Adult T-cell leukemia/lymphoma (ATLL) is a rare type of cancer that impacts T cells, a crucial immune cell that plays an important role in fighting infection. ATLL tends to be aggressive, and can manifest in the blood as leukemia, in the lymph nodes as lymphoma, or other tissues like the skin. ATLL has been associated with human T-cell lymphotropic virus type 1 (HTLV-1) infections, although fewer than five percent of people with this virus end up developing ATLL. Right now, clinicians cannot predict which people with HTLV-1 infections will get ATLL. While some types of ATLL tumors can be surgically removed, survival prospects for these patients is not good.
A recent article published in Genes & Cancer noted that even though a monoclonal antibody that can treat ATLL called mogamulizumab has recently been approved, the survival rate is still poor.
Viruses are known to change gene expression in host cells, and HTLV-1 is no different. Previous work reported in PLOS Pathogens showed that when HTLV-1 infects cells, it causes a huge number of genetic and epigenetic changes with viral proteins it generates called Tax and HBZ. These many genetic changes could be interfering with chemotherapeutics and may render them less effective, suggested researcher Tatsuro Jo of the Nagasaki Genbaku Hospital.
In the HTLV-1 genome, there is an opportunity, however. Its genome is completely different from the human genome, so the viral proteins generated during HTLV-1 infection are excellent therapeutic targets. ATLL survivors have been found to carry cytotoxic T lymphocytes that work against the HTLV-1 Tax protein. People who survive ATLL over the long term may have been able to activate strong antitumor mechanisms.

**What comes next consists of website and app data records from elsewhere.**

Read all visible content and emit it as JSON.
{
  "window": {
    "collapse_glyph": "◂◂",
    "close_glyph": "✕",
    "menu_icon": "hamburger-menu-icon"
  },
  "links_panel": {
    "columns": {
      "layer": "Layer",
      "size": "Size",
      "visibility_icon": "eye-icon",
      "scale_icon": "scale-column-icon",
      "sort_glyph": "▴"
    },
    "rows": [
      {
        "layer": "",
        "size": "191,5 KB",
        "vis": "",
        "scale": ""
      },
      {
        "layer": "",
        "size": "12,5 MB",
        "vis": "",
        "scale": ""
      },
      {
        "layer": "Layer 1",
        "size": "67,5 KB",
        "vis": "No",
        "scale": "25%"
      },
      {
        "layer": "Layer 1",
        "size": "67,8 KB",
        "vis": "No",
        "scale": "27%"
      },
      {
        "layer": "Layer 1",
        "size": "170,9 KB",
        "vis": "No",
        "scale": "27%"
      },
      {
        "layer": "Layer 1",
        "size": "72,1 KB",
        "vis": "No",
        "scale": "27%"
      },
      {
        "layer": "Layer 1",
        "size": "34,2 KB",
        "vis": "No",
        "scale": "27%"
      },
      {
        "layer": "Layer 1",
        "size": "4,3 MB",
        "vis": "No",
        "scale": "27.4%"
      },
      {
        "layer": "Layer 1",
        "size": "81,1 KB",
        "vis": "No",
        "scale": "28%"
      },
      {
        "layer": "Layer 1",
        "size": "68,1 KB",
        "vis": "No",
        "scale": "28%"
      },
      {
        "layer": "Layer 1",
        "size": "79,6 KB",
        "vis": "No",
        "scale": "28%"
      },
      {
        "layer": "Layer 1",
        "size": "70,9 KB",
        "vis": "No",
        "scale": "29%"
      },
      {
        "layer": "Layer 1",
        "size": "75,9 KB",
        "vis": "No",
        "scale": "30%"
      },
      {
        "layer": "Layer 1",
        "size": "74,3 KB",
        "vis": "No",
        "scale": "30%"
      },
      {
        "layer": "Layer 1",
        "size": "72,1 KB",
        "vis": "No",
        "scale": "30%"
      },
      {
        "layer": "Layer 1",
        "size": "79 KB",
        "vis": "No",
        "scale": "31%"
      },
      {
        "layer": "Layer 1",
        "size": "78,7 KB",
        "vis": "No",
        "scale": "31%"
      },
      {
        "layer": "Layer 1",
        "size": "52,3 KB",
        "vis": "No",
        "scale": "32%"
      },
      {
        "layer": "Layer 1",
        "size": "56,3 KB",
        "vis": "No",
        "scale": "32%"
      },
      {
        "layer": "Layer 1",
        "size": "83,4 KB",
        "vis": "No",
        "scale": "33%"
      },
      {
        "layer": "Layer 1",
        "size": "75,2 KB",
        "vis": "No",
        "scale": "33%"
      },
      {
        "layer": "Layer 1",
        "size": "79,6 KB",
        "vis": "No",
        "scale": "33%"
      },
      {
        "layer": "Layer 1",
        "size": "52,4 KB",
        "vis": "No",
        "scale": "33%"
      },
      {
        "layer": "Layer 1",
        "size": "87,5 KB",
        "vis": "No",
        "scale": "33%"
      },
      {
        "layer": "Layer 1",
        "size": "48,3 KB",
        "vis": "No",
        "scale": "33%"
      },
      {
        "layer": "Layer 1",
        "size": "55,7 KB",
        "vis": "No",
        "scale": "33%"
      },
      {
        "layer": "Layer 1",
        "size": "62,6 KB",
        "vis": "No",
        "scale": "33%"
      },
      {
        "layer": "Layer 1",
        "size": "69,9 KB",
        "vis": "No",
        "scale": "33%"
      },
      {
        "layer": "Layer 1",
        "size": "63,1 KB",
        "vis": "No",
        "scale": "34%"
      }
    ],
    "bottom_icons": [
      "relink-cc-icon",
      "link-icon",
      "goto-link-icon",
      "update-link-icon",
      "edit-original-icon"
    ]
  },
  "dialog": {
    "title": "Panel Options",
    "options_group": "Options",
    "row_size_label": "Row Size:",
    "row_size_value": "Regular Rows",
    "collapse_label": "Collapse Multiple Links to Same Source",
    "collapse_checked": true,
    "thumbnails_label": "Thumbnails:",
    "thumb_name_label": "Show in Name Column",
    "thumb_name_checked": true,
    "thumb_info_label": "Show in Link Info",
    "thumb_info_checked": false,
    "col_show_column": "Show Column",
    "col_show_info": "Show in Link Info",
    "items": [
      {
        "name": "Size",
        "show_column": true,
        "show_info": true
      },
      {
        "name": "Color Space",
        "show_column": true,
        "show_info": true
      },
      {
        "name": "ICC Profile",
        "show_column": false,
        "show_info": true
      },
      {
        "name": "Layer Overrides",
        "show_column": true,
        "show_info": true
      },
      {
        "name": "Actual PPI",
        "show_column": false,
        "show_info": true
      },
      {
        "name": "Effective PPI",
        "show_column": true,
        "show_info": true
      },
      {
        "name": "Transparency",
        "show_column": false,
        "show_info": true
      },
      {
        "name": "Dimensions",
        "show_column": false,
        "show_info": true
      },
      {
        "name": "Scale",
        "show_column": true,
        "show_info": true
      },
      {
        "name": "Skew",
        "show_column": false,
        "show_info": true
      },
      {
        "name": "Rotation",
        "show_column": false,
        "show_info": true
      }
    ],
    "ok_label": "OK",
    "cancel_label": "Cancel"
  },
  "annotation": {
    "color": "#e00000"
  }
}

Jo added that some people who have lived for a long time after an ATLL diagnosis, and prior to the approval of mogamulizumab, had also developed herpesvirus infections. It's been suggested that herpes infections can trigger powerful cellular immunity mechanisms.
"Although contracting herpes simplex or herpes zoster is unpleasant, the mechanism by which these herpesvirus infections can produce a therapeutic effect on refractory ATLL via the activation of the host's cellular immunity is extremely interesting and worth further study," said Jo.
Sources: Impact Journals LLC, Genes & Cancer